Although the long-term unemployed have about a one in ten chance of moving into employment in any given month, when they do return to work their new jobs are often transitory. (itinerant, hobo-ish) After 15 months, the long-term unemployed are more than twice as likely to have withdrawn (they studiously avoid saying laid off, fired, aged out, became sick or were injured) from the labor force than to have settled into steady, full-time employment. And when they exit (without, apparently, a swift kick in the butt from their boss to help them on their way) the labor force, the long-term unemployed tend to say that they no longer want a job, suggesting that many labor force exits could be enduring. (once a quitter, always a quitter.)

Words matter. And this is the part about the subset of the chronically unemployed that the moralizing Caligula Caucus will most likely pounce upon. Congress, of course, is now in the throes of debating unemployment benefit extensions. As long as there are some lazy bums who are deliberately quitting jobs and are unlikely to ever to work again for the rest of their lives, why extend the help? As Paul Ryan might say, it only encourages them to remain strung out in their hammocks of dependency. The sadistic lower House is balking at even a brief stay of execution, despite the outrageous CEO-friendly Senate compromise allowing employers to “temporarily” withhold contributions to current workers’ pension plans and the additional regressive tax on airline travelers.

Although the Brookings charts do show that educated, professional people are just as likely suffer prolonged unemployment as the less educated, the authors of the study for some reason do not include these findings in their coldly written summary. Nowhere do we hear a story about the 50-something engineer laid off from a Fortune 500 company a year ago, and who has since given up even looking for work because of untreated clinical depression. Instead, according to the wonkishly dry economic report, he has “exited the work force” and has a “tendency” to not even want a job. He and millions of people like him shall remain nameless as they are rendered into statistical insignificance.

The Social Darwinist subtext goes something like this: if we simply ignore the chronically unemployed, they will magically disappear from our radar screen. No more pings, no more blips. As Binyamin Applebaum of the New York Times puts it,

The basic argument made by the new paper, and others like it, is that the long-standing relationship between movements in inflation and unemployment, which appeared to break down during the Great Recession and its aftermath, can be restored by writing off long-term unemployment. The Phillips curve, a description of this relationship, predicted a decline of one percentage point per year between 2009 and 2013. The actual average was just 0.2 percentage points.

Adjust for – which is to say, ignore – long-term unemployment and voila! The difference almost completely vanishes.

And President Obama and Congress are not about to pledge the full bureaucratic or financial support of the United States government to search for and rescue this particular group of vanished, doomed, expendable passengers. Looking for miniscule glints of metal in a million-square mile locus, though?
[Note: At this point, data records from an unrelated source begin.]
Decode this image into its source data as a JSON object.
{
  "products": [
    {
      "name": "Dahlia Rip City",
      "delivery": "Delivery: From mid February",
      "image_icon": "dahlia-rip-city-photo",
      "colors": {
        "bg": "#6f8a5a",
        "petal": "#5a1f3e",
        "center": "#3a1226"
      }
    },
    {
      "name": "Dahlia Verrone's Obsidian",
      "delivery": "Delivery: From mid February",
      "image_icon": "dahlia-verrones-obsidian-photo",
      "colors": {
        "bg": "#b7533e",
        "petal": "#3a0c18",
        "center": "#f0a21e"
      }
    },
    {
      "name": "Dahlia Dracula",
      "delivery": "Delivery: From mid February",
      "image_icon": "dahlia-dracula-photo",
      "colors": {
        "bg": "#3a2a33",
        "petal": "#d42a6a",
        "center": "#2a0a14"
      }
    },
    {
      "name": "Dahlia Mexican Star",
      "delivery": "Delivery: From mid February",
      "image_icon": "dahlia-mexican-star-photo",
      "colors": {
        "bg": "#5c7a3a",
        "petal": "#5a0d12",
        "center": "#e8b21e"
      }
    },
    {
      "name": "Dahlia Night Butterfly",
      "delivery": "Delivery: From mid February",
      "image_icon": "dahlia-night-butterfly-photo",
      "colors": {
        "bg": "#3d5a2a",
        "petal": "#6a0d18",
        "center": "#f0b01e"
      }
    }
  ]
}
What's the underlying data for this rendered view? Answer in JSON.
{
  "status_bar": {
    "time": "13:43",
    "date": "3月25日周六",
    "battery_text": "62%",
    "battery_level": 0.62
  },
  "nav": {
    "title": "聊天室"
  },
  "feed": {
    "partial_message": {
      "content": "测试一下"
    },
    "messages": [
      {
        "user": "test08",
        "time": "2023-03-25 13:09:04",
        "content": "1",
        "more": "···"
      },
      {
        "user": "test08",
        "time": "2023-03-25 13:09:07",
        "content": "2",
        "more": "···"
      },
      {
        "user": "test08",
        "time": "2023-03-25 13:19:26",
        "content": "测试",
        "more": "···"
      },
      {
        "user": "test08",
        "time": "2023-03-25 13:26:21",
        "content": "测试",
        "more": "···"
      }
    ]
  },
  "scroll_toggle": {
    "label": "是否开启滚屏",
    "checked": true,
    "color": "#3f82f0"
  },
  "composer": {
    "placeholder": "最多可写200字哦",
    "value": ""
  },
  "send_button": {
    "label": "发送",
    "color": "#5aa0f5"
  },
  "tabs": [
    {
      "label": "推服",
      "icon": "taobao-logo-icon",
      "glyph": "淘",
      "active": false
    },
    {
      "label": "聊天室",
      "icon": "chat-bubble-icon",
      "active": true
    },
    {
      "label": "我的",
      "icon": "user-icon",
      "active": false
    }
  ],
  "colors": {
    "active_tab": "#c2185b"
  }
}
That, says the president, is now “among America’s top priorities.”

There isn’t an ocean too deep, or a mountain so high it can keep them away…. away from thumping their chests and strutting their all-American exceptional stuff in their never-ending quest to become CNN Heroes.